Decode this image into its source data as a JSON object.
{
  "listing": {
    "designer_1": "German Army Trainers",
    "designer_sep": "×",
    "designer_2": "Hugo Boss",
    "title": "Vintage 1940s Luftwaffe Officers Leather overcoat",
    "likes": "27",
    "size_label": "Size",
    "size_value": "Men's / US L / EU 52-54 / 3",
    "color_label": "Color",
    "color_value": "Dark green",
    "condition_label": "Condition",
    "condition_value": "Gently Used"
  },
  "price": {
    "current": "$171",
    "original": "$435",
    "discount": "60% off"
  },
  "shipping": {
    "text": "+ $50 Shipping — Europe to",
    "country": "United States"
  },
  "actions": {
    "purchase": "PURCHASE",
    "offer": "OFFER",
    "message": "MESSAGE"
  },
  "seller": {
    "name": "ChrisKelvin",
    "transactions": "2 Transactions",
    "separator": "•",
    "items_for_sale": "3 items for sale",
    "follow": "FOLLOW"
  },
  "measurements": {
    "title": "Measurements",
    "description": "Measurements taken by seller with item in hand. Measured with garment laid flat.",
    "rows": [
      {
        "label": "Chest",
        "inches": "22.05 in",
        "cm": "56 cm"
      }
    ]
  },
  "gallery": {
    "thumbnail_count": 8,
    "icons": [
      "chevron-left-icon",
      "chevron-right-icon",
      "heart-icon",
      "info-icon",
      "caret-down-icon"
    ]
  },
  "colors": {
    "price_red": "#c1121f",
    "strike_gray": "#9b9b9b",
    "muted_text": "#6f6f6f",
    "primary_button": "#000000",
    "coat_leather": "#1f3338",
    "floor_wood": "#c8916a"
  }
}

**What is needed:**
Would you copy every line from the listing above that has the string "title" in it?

**Exercise result:**
    "title": "Vintage 1940s Luftwaffe Officers Leather overcoat",
    "title": "Measurements",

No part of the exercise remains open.